Some have classified coconut oil, with its myriad of benefits, as a ‘super-food’ – though not many are aware of what else it offers.
Coconut oil contains a high amount of lauric acid, a fatty acid that is not only known for its antimicrobial and antifungal properties, but has also been characterised as having a beneficial effect on the levels of HDLs (high-density lipoproteins), which are otherwise known as good cholesterol, increasing its ratio in comparison to LDLs (low-density lipoproteins).
Additionally, coconut oil is also great for use on skin and hair, with many swearing by it as part of their beauty regime.
It contains vitamin E, a popular ingredient in skincare products that reportedly protects the skin from oxidative damage as well as general wear and tear. Unsurprisingly, when coconut oil is applied to the skin, it often leaves the surface feeling baby-smooth, thanks to its moisture-retaining capability.
A study published in the scientific journal Pharmacognosy Review also reported that coconut oil blocks out approximately 20% of UV radiation the skin is exposed to, while a separate dermatology study indicated that it significantly improved the level of hydration within the skin.
Coconut’s oil component of lauric acid has demonstrated a high affinity for hair proteins as well, allowing it to penetrate and moisturize the hair shaft, which improves scalp health, fights infections and supports hair growth. It also helps to prevent damage from frequent combing and brushing, while adding volume and shine to your mane.
All-natural coconut oil can also be used as a leave-in conditioner, and is a good hair care option for those plagued by a chronically dry scalp.

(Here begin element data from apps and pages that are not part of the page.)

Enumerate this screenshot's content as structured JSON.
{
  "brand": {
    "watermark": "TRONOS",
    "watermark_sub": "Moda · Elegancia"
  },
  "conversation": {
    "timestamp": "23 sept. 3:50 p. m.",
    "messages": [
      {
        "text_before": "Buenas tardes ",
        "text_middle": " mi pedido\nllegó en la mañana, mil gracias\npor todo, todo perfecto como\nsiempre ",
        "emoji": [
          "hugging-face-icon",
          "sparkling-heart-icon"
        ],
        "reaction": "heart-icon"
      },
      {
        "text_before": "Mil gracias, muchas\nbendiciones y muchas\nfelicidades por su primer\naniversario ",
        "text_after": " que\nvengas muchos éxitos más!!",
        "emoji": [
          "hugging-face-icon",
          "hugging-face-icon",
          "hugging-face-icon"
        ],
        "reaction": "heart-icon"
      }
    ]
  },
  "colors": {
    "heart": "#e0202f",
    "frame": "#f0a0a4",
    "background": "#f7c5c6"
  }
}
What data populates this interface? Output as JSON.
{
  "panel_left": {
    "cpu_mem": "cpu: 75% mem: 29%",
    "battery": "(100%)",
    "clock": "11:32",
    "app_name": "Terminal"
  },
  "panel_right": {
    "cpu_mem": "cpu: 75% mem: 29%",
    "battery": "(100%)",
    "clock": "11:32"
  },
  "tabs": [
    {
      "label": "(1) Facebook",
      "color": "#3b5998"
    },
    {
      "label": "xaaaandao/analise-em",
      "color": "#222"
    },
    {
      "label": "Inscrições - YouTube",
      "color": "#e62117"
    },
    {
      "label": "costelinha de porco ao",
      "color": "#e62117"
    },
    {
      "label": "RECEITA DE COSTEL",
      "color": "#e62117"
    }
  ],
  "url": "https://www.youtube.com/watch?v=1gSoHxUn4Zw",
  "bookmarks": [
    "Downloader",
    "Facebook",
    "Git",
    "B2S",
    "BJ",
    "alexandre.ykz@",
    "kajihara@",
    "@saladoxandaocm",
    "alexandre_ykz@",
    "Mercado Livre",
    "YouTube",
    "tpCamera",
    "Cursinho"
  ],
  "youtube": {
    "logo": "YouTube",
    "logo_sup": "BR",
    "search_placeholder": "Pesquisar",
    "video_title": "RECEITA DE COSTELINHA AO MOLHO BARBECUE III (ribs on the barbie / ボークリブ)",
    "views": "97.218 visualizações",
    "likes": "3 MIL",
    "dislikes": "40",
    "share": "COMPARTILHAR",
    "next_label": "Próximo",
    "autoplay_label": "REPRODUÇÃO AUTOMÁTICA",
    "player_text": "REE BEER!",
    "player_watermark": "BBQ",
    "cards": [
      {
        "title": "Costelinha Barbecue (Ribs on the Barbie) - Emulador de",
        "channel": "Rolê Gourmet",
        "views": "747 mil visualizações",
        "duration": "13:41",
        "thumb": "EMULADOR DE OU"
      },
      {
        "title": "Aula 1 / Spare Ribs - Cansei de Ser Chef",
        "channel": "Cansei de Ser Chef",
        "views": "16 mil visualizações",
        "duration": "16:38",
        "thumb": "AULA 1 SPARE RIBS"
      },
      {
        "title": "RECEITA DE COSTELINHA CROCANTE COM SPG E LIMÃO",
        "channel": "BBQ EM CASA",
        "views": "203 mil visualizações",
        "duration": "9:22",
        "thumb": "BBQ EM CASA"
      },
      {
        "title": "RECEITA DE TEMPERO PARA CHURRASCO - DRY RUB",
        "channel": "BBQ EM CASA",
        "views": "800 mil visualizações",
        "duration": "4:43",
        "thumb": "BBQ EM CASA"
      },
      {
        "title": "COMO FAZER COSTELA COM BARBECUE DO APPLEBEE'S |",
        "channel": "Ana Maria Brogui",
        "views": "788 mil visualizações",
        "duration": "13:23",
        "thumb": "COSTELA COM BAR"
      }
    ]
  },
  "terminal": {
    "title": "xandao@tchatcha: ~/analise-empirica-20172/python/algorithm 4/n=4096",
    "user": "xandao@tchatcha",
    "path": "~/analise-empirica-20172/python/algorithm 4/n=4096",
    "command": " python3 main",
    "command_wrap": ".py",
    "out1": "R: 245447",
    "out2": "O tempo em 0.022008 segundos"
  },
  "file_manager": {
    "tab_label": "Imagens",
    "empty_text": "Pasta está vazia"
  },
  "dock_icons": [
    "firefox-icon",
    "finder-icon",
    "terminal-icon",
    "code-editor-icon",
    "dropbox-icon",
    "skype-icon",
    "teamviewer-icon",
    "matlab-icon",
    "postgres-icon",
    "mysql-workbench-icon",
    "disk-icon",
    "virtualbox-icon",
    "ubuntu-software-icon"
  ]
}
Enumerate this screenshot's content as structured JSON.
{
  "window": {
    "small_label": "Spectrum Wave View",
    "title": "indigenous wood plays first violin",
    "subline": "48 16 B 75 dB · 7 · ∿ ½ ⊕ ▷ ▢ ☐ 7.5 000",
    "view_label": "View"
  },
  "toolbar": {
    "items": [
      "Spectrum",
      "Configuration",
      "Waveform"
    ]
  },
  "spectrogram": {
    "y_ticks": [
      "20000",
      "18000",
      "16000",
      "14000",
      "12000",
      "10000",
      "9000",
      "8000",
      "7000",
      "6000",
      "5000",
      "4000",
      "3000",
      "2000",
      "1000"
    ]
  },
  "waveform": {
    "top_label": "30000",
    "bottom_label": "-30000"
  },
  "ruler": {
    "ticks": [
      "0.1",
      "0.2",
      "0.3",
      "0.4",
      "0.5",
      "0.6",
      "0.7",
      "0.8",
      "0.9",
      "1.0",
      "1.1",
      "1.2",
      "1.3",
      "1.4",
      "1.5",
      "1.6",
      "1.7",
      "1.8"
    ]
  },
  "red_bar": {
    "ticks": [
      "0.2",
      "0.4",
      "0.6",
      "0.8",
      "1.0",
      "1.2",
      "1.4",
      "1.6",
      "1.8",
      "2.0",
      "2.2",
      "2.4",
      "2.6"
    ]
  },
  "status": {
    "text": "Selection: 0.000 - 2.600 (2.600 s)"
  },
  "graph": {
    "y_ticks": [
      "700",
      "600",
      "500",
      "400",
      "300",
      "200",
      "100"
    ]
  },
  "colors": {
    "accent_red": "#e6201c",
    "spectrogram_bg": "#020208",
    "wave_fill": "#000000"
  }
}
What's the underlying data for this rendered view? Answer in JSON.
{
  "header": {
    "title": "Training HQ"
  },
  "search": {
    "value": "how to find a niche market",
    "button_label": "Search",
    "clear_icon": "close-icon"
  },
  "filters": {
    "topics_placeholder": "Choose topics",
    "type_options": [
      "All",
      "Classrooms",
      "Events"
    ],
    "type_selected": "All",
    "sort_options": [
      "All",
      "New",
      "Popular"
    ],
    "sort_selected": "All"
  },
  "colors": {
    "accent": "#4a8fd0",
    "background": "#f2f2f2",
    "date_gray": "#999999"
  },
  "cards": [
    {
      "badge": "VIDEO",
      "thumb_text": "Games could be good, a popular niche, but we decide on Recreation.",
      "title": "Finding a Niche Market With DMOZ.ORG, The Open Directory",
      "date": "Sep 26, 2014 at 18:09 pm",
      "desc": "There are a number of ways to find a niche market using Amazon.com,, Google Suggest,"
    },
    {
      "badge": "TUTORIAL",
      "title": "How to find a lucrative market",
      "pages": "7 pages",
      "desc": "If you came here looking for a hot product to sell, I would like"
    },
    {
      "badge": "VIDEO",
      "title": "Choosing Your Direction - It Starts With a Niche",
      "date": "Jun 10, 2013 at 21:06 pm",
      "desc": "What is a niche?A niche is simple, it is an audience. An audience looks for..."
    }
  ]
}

Nevertheless, when applying coconut oil to your skin or hair, start in small doses before increasing the amount used gradually, in the event that you might be allergic to any of the oil’s components.